Copy all lines holding the word "JSON" from the entries.
━━━━━ DATA SUPPLIED ━━━━━
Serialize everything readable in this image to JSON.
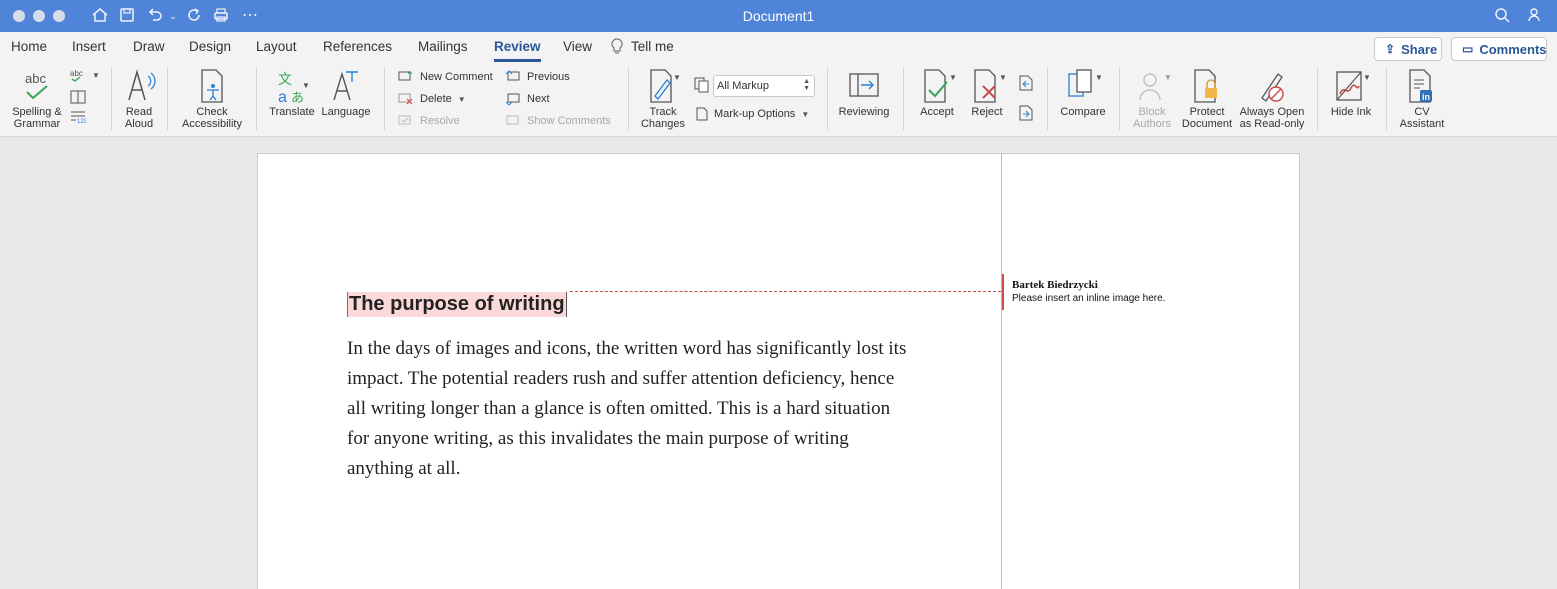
{
  "window": {
    "title": "Document1"
  },
  "tabs": [
    {
      "label": "Home"
    },
    {
      "label": "Insert"
    },
    {
      "label": "Draw"
    },
    {
      "label": "Design"
    },
    {
      "label": "Layout"
    },
    {
      "label": "References"
    },
    {
      "label": "Mailings"
    },
    {
      "label": "Review",
      "active": true
    },
    {
      "label": "View"
    }
  ],
  "tell_me": "Tell me",
  "share_label": "Share",
  "comments_label": "Comments",
  "ribbon": {
    "spelling": "Spelling &",
    "spelling2": "Grammar",
    "abc": "abc",
    "read_aloud": "Read",
    "read_aloud2": "Aloud",
    "check_access": "Check",
    "check_access2": "Accessibility",
    "translate": "Translate",
    "language": "Language",
    "new_comment": "New Comment",
    "delete": "Delete",
    "resolve": "Resolve",
    "previous": "Previous",
    "next": "Next",
    "show_comments": "Show Comments",
    "track": "Track",
    "track2": "Changes",
    "all_markup": "All Markup",
    "markup_options": "Mark-up Options",
    "reviewing": "Reviewing",
    "accept": "Accept",
    "reject": "Reject",
    "compare": "Compare",
    "block": "Block",
    "block2": "Authors",
    "protect": "Protect",
    "protect2": "Document",
    "always_open": "Always Open",
    "always_open2": "as Read-only",
    "hide_ink": "Hide Ink",
    "cv": "CV",
    "cv2": "Assistant"
  },
  "document": {
    "heading": "The purpose of writing",
    "paragraph": "In the days of images and icons, the written word has significantly lost its impact. The potential readers rush and suffer attention deficiency, hence all writing longer than a glance is often omitted. This is a hard situation for anyone writing, as this invalidates the main purpose of writing anything at all."
  },
  "comment": {
    "author": "Bartek Biedrzycki",
    "text": "Please insert an inline image here."
  },
  "colors": {
    "titlebar": "#4f84d9",
    "accent": "#2b5797",
    "markup": "#c94b4b"
  }
}
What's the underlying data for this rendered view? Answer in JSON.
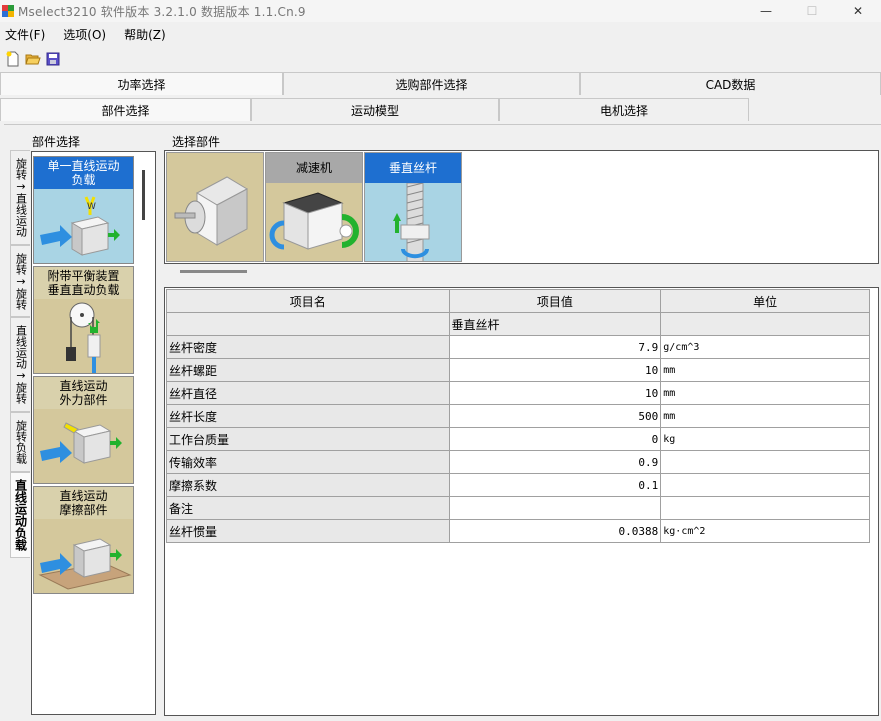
{
  "window": {
    "title": "Mselect3210  软件版本  3.2.1.0    数据版本  1.1.Cn.9",
    "minimize": "—",
    "maximize": "☐",
    "close": "✕"
  },
  "menu": [
    "文件(F)",
    "选项(O)",
    "帮助(Z)"
  ],
  "tabs_top": [
    "功率选择",
    "选购部件选择",
    "CAD数据"
  ],
  "tabs_second": [
    "部件选择",
    "运动模型",
    "电机选择"
  ],
  "vertical_tabs": [
    "旋转→直线运动",
    "旋转→旋转",
    "直线运动→旋转",
    "旋转负载",
    "直线运动负载"
  ],
  "part_list": {
    "label": "部件选择",
    "items": [
      {
        "title": "单一直线运动负载",
        "line1": "单一直线运动",
        "line2": "负载",
        "selected": true
      },
      {
        "title": "附带平衡装置垂直直动负载",
        "line1": "附带平衡装置",
        "line2": "垂直直动负载",
        "selected": false
      },
      {
        "title": "直线运动外力部件",
        "line1": "直线运动",
        "line2": "外力部件",
        "selected": false
      },
      {
        "title": "直线运动摩擦部件",
        "line1": "直线运动",
        "line2": "摩擦部件",
        "selected": false
      }
    ]
  },
  "selected_parts": {
    "label": "选择部件",
    "items": [
      {
        "title": ""
      },
      {
        "title": "减速机"
      },
      {
        "title": "垂直丝杆"
      }
    ]
  },
  "grid": {
    "headers": [
      "项目名",
      "项目值",
      "单位"
    ],
    "subheader": "垂直丝杆",
    "rows": [
      {
        "name": "丝杆密度",
        "value": "7.9",
        "unit": "g/cm^3"
      },
      {
        "name": "丝杆螺距",
        "value": "10",
        "unit": "mm"
      },
      {
        "name": "丝杆直径",
        "value": "10",
        "unit": "mm"
      },
      {
        "name": "丝杆长度",
        "value": "500",
        "unit": "mm"
      },
      {
        "name": "工作台质量",
        "value": "0",
        "unit": "kg"
      },
      {
        "name": "传输效率",
        "value": "0.9",
        "unit": ""
      },
      {
        "name": "摩擦系数",
        "value": "0.1",
        "unit": ""
      },
      {
        "name": "备注",
        "value": "",
        "unit": ""
      },
      {
        "name": "丝杆惯量",
        "value": "0.0388",
        "unit": "kg·cm^2"
      }
    ]
  },
  "colors": {
    "selected": "#1e6fd0",
    "card_bg": "#d4c89c",
    "header_gray": "#a8a8a8"
  }
}
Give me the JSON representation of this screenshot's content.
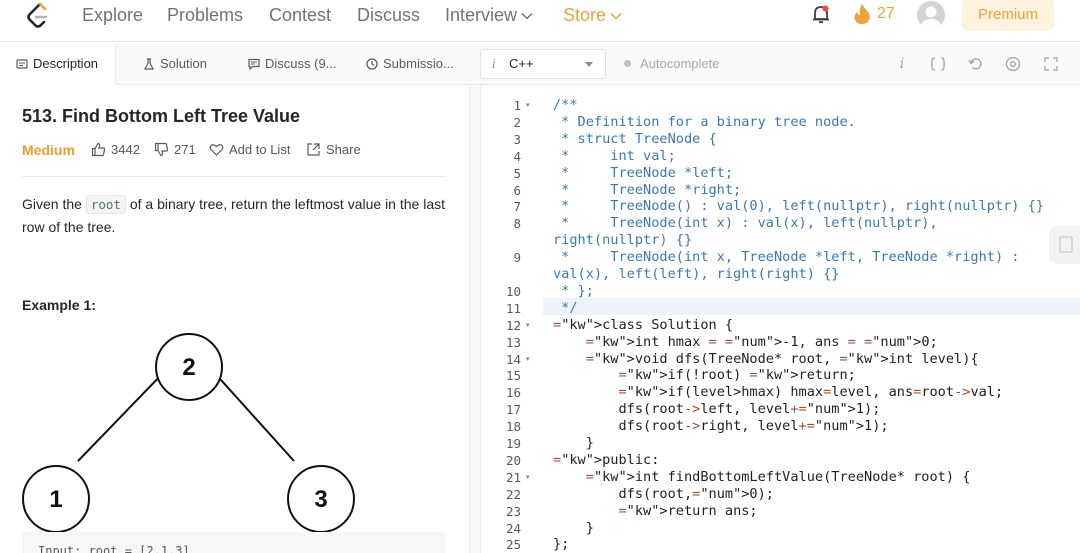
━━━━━
• OUTPUT OF THE EXERCISE:
Serialize everything readable in this image to JSON.
What's the underlying data for this rendered view? Answer in JSON.
Give me the JSON representation of this screenshot's content.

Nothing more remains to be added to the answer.